* * * * *
Your able correspondents on the subject of wireless emphasise with due authority the importance of a good aerial and earth.
There is, of course, no great difficulty in rigging a first-rate aerial and an earth, but as the average country resident will, naturally, regard a tree as a suitably high object to which to fasten one end of the aerial, a hint or two from my own experience in this direction may be of value.
My first attempt was a two-wire affair between the house chimneys; but this gave a very short aerial, and, while Paris time signals were clearly heard from it and faint sounds of music, so short a length, about 30ft., is not really adequate for wireless telephony.

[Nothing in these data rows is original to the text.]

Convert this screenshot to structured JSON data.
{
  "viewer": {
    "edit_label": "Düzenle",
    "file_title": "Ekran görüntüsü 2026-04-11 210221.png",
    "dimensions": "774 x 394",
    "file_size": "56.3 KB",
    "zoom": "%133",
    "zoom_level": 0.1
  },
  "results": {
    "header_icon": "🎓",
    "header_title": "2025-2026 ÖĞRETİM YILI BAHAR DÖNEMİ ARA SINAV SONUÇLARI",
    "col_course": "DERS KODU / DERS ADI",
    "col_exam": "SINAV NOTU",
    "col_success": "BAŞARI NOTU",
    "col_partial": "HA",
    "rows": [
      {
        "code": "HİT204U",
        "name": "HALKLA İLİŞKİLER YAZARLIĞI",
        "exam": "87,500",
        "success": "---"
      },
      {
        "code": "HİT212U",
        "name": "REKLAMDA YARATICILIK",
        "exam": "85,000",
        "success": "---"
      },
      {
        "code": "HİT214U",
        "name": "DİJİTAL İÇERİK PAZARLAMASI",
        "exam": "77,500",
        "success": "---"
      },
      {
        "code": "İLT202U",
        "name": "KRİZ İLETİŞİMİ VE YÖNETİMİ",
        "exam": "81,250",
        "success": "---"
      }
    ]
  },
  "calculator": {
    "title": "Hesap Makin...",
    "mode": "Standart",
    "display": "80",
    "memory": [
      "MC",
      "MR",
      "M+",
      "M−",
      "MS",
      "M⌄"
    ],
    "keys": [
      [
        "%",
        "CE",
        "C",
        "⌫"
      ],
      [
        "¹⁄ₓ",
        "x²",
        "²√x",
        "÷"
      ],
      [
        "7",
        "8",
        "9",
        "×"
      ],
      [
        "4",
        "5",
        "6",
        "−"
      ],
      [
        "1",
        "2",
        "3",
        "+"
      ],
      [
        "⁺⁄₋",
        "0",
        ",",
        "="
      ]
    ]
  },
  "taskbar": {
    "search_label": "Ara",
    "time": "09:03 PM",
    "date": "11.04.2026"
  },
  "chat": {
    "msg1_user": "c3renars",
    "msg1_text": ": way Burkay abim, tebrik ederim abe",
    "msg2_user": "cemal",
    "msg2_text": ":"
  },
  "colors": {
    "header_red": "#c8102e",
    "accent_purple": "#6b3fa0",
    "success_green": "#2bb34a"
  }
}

As one is allowed 100ft. of aerial, I decided on some other scheme, and a tall old yew near the house seemed the obvious place for the free end of the wire.
The scaling of this tree presented a problem not at all to my liking, and I wished many times for the use of Mr. Max Baker's invention for firing a line from a gun! Not possessing this, however, and indeed having only a vague idea of shot guns, I threw out hints in various quarters likely to induce a volunteer to climb. Finally, a caravan pitched in our paddock, and, on the principle that perhaps a damaged gipsy or two would not count, I expended a little backsheesh and some liquid refreshment. In a very short time a pulley and line were fixed pretty near the top of the yew.

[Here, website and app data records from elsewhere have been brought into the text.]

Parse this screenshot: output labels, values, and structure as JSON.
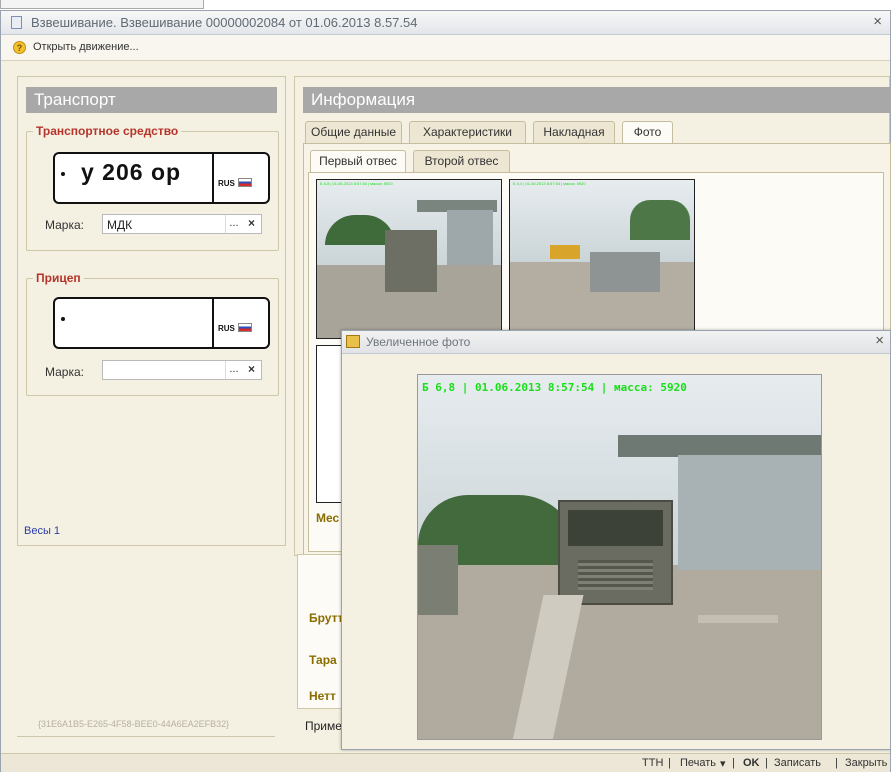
{
  "window": {
    "title": "Взвешивание. Взвешивание 00000002084 от 01.06.2013 8.57.54",
    "close": "×"
  },
  "toolbar": {
    "help": "?",
    "open_movement": "Открыть движение..."
  },
  "left": {
    "header": "Транспорт",
    "vehicle": {
      "group_label": "Транспортное средство",
      "plate_number": "у 206 ор",
      "plate_country": "RUS",
      "brand_label": "Марка:",
      "brand_value": "МДК",
      "select": "...",
      "clear": "×"
    },
    "trailer": {
      "group_label": "Прицеп",
      "plate_number": "",
      "plate_country": "RUS",
      "brand_label": "Марка:",
      "brand_value": "",
      "select": "...",
      "clear": "×"
    },
    "scales_link": "Весы 1",
    "guid": "{31E6A1B5-E265-4F58-BEE0-44A6EA2EFB32}"
  },
  "right": {
    "header": "Информация",
    "tabs": [
      "Общие данные",
      "Характеристики",
      "Накладная",
      "Фото"
    ],
    "active_tab": "Фото",
    "subtabs": [
      "Первый отвес",
      "Второй отвес"
    ],
    "active_subtab": "Первый отвес",
    "thumb_overlay_1": "Б 6,8 | 01.06.2013 8:57:54 | масса: 5920",
    "thumb_overlay_2": "Б 0,4 | 01.06.2013 8:57:54 | масса: 5920",
    "partial_label": "Мес",
    "weights": [
      "Брутт",
      "Тара",
      "Нетт"
    ],
    "note": "Приме"
  },
  "status_bar": {
    "ttn": "ТТН",
    "print": "Печать",
    "print_arrow": "▾",
    "ok": "OK",
    "save": "Записать",
    "close": "Закрыть"
  },
  "dialog": {
    "title": "Увеличенное фото",
    "close": "×",
    "overlay": "Б 6,8 | 01.06.2013 8:57:54 | масса: 5920"
  },
  "colors": {
    "header_gray": "#a8a8a8",
    "group_red": "#b5352b",
    "overlay_green": "#18e018",
    "form_bg": "#f4f0e2",
    "link_blue": "#2a3da8"
  }
}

At this point the country resident who is about to fix up an aerial in a rather inaccessible place should take note of my experience. I ought myself, in the light of considerable sea experience, to have foreseen what happened. No sooner where the block and halyard fitted securely aloft and the aerial hoisted, than, after the first good blow, the halyard jammed in the sheave and I could neither hoist it up higher to take in the slack, nor lower it down.
There the aerial hung in a graceful festoon, not at all ship-shape-looking, and, while the result in the way of radio seemed all right, the thing was always an eyesore. It swayed about so alarmingly in a breeze, moreover, that I expected to find it a tangled mass of wire in the bushes any time. Eventually a sportive villager essayed the climb and saved the situation.

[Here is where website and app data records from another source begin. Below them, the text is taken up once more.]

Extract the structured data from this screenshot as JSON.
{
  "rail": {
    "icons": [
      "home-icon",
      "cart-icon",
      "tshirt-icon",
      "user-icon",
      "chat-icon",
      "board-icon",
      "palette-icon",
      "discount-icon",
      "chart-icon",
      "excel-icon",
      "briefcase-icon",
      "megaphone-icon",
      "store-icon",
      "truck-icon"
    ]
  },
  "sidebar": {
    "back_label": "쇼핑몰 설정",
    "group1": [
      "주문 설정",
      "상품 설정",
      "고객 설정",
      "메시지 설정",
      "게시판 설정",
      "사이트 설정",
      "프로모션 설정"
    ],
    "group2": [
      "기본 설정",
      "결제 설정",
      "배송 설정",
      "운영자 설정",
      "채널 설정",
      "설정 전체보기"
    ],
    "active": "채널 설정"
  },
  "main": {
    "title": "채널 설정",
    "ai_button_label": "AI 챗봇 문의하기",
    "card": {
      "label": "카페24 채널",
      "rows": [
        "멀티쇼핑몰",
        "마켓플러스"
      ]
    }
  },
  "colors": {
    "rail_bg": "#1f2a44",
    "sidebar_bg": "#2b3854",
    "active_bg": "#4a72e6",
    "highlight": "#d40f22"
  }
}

It is worth while to attend to this point, for you are sure to want the aerial down from time to time, if only to clear the insulators of leaves, etc., that lodge against them, and are prolific of trouble at the instrument end.
The "earth" is just as important as the aerial. Having induced your concert to come along, you do not want it to hang about crowding what is following, but to get away to earth as quickly as possible. A water tap is the thing that is generally sought for to fasten the wire to, but such a thing is not always available in the country, or is not conveniently situated.
In my case there were several taps for use, but I found I got far better results by simply burying, a foot or so down in damp ground, two or three square feet of sheet zinc--not galvanised iron, but perforated zinc, such as is used to cover good meat safes with. To this the earth wire was well soldered.
Of the working of the instruments I need not write. Every possessor of a set has working instructions applicable to it. My own set grew from a crystal to two, and then five, valves, with a radius that enables telephony (meaning concerts and all else) to be received from Paris, The Hague, London, Manchester and Birmingham; and, while it required months of patient work and experiment to perfect, it has always been a real enjoyment to owner and friends who wish to "listen in."